=== RECORDS SUPPLIED ===

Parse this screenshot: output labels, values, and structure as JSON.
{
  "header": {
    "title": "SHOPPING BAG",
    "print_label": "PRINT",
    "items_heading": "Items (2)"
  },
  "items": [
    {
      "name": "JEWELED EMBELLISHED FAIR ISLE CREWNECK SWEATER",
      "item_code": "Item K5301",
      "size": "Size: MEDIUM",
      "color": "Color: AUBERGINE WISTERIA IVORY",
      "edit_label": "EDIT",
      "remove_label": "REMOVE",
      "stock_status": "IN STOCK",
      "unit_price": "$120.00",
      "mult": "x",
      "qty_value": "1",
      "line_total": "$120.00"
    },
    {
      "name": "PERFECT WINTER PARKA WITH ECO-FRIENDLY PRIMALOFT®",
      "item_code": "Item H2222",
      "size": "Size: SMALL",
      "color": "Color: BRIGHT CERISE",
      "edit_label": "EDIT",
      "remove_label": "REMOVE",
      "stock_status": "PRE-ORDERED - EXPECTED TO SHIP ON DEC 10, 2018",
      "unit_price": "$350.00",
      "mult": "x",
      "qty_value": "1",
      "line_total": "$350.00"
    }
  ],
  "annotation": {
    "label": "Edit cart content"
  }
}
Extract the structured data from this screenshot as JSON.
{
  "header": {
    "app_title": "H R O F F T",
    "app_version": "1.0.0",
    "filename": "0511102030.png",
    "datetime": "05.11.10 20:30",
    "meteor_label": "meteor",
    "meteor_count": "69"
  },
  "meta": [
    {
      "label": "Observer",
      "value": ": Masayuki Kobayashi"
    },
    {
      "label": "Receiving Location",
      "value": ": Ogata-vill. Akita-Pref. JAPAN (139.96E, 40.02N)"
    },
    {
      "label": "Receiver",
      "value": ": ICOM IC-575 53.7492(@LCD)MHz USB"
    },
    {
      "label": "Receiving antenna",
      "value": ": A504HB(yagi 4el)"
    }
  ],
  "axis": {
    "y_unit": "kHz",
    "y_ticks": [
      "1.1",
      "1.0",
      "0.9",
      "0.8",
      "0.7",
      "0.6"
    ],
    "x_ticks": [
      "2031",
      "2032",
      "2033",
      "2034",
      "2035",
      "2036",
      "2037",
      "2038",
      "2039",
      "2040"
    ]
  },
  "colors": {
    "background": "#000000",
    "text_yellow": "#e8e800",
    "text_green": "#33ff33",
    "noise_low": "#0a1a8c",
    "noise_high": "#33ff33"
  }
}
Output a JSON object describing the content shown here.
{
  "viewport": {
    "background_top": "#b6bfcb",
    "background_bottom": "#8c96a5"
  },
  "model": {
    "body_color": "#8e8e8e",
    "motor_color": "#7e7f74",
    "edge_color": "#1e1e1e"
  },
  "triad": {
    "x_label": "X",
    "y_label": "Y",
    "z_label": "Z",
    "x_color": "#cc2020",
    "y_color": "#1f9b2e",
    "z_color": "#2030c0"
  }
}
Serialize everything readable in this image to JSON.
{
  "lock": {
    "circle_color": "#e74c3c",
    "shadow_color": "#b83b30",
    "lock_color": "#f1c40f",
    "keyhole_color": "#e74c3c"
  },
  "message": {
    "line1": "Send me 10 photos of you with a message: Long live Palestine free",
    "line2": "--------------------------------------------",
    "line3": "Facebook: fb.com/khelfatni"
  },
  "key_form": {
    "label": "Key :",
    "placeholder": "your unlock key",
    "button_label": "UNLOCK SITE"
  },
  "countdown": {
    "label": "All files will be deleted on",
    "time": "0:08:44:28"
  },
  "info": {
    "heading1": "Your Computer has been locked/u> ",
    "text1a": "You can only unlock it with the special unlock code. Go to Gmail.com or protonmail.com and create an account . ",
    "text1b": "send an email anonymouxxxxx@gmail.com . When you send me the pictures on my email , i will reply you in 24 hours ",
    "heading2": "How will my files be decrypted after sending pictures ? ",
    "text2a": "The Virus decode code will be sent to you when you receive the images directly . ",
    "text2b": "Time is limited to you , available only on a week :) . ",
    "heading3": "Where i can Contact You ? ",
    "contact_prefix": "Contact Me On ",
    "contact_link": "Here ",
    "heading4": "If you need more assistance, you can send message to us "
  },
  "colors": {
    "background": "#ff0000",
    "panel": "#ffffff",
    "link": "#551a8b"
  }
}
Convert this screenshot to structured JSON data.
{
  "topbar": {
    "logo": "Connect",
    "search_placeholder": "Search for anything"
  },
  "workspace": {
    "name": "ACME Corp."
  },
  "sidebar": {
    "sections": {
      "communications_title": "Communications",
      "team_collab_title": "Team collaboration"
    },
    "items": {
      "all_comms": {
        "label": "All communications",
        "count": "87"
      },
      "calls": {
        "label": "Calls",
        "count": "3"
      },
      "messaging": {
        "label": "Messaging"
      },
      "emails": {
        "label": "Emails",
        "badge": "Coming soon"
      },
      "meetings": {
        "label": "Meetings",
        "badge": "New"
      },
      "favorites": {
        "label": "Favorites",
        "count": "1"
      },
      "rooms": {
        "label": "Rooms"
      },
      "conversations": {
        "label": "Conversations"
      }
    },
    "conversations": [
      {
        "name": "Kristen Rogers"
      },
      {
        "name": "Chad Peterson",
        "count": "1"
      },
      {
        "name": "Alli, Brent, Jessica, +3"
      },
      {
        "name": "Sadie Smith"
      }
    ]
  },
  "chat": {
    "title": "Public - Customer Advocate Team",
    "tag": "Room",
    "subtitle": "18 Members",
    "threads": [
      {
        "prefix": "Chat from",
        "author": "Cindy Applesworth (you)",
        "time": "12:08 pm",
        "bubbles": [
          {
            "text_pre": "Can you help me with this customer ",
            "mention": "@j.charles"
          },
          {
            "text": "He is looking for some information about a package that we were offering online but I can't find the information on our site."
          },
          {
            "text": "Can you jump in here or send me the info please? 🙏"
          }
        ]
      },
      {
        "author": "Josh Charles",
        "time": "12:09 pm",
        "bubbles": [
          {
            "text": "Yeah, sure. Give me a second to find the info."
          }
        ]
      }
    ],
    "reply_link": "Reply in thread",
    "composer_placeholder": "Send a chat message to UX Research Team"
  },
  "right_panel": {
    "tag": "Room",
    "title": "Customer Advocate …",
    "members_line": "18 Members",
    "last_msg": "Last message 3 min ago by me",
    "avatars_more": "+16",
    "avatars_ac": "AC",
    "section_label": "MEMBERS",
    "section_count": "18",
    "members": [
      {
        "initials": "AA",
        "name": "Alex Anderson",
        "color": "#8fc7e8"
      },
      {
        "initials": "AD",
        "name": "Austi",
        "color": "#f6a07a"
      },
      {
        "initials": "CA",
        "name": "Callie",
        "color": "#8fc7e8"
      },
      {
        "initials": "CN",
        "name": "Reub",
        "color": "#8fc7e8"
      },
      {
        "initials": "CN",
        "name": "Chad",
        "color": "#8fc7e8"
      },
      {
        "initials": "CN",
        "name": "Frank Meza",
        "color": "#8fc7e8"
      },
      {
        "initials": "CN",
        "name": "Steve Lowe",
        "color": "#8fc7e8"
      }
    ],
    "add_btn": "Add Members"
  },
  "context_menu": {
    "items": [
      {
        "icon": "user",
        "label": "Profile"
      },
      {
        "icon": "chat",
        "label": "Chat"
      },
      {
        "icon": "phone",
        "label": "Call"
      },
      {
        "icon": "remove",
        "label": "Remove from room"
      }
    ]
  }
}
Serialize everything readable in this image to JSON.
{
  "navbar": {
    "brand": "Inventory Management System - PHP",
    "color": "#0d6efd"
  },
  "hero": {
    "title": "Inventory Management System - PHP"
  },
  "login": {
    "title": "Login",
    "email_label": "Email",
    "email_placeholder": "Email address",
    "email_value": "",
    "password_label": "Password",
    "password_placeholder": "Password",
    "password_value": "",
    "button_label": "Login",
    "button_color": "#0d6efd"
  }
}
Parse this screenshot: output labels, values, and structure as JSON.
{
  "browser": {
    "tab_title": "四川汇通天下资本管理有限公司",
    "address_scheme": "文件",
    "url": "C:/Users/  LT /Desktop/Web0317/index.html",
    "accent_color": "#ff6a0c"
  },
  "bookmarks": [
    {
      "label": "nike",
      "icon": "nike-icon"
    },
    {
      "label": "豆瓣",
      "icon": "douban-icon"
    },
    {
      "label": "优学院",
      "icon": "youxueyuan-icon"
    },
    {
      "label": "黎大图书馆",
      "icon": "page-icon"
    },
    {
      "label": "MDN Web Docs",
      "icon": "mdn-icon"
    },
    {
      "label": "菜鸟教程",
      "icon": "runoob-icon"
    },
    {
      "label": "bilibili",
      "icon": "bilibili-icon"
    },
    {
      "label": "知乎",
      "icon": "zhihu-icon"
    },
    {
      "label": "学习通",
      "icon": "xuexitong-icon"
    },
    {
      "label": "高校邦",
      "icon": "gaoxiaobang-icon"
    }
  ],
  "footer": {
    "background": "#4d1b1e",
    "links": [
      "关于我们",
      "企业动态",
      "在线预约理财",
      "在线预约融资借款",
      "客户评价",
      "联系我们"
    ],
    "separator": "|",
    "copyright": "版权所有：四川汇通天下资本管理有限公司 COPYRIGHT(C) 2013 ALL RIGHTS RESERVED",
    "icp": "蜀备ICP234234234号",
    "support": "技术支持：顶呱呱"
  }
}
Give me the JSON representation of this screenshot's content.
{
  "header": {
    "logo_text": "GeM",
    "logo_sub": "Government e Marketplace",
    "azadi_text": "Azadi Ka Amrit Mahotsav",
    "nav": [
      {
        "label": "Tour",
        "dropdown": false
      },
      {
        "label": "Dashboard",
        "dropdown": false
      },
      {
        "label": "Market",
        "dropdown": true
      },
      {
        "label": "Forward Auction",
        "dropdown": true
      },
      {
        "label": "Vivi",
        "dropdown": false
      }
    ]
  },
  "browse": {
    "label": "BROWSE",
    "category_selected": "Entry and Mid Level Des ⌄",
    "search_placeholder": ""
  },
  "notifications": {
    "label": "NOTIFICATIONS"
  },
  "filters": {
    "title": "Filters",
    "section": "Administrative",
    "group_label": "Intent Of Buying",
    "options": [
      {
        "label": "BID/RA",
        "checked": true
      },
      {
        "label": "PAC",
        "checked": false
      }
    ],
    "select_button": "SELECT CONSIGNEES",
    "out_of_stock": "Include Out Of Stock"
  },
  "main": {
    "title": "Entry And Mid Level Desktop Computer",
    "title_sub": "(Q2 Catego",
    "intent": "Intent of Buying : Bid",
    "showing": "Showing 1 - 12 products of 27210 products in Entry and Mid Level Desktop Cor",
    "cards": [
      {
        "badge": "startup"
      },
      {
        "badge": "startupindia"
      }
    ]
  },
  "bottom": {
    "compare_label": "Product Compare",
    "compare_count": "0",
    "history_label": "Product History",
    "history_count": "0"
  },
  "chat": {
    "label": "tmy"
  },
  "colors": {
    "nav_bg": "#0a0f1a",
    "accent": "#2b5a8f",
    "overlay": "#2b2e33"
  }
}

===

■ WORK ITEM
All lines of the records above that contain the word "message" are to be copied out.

■ COMPLETED EXERCISE
  "message": {
    "line1": "Send me 10 photos of you with a message: Long live Palestine free",
    "heading4": "If you need more assistance, you can send message to us "
    "composer_placeholder": "Send a chat message to UX Research Team"
    "last_msg": "Last message 3 min ago by me",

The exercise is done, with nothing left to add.